Top of The records

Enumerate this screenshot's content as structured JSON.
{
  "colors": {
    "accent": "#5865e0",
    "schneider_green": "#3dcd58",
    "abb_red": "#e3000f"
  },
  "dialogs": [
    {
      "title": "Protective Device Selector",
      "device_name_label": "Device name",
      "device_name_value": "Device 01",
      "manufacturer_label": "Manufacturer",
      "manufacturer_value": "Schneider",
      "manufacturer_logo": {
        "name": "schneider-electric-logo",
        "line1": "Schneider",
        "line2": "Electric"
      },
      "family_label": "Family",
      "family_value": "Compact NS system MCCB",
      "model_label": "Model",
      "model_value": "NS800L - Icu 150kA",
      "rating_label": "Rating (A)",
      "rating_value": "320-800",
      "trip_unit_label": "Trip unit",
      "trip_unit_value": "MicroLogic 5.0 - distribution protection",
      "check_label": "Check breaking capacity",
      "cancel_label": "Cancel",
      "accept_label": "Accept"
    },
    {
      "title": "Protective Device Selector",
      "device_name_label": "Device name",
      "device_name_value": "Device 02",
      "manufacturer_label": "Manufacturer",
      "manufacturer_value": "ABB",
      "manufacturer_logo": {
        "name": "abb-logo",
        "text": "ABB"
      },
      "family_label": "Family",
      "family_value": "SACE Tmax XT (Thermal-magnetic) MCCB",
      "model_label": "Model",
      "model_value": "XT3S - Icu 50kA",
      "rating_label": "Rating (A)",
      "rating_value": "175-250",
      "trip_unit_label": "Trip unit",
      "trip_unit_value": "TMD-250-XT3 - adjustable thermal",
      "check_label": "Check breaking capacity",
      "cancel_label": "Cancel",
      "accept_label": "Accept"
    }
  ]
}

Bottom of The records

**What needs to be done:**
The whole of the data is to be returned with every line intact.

**Expected answer:**
Enumerate this screenshot's content as structured JSON.
{
  "colors": {
    "accent": "#5865e0",
    "schneider_green": "#3dcd58",
    "abb_red": "#e3000f"
  },
  "dialogs": [
    {
      "title": "Protective Device Selector",
      "device_name_label": "Device name",
      "device_name_value": "Device 01",
      "manufacturer_label": "Manufacturer",
      "manufacturer_value": "Schneider",
      "manufacturer_logo": {
        "name": "schneider-electric-logo",
        "line1": "Schneider",
        "line2": "Electric"
      },
      "family_label": "Family",
      "family_value": "Compact NS system MCCB",
      "model_label": "Model",
      "model_value": "NS800L - Icu 150kA",
      "rating_label": "Rating (A)",
      "rating_value": "320-800",
      "trip_unit_label": "Trip unit",
      "trip_unit_value": "MicroLogic 5.0 - distribution protection",
      "check_label": "Check breaking capacity",
      "cancel_label": "Cancel",
      "accept_label": "Accept"
    },
    {
      "title": "Protective Device Selector",
      "device_name_label": "Device name",
      "device_name_value": "Device 02",
      "manufacturer_label": "Manufacturer",
      "manufacturer_value": "ABB",
      "manufacturer_logo": {
        "name": "abb-logo",
        "text": "ABB"
      },
      "family_label": "Family",
      "family_value": "SACE Tmax XT (Thermal-magnetic) MCCB",
      "model_label": "Model",
      "model_value": "XT3S - Icu 50kA",
      "rating_label": "Rating (A)",
      "rating_value": "175-250",
      "trip_unit_label": "Trip unit",
      "trip_unit_value": "TMD-250-XT3 - adjustable thermal",
      "check_label": "Check breaking capacity",
      "cancel_label": "Cancel",
      "accept_label": "Accept"
    }
  ]
}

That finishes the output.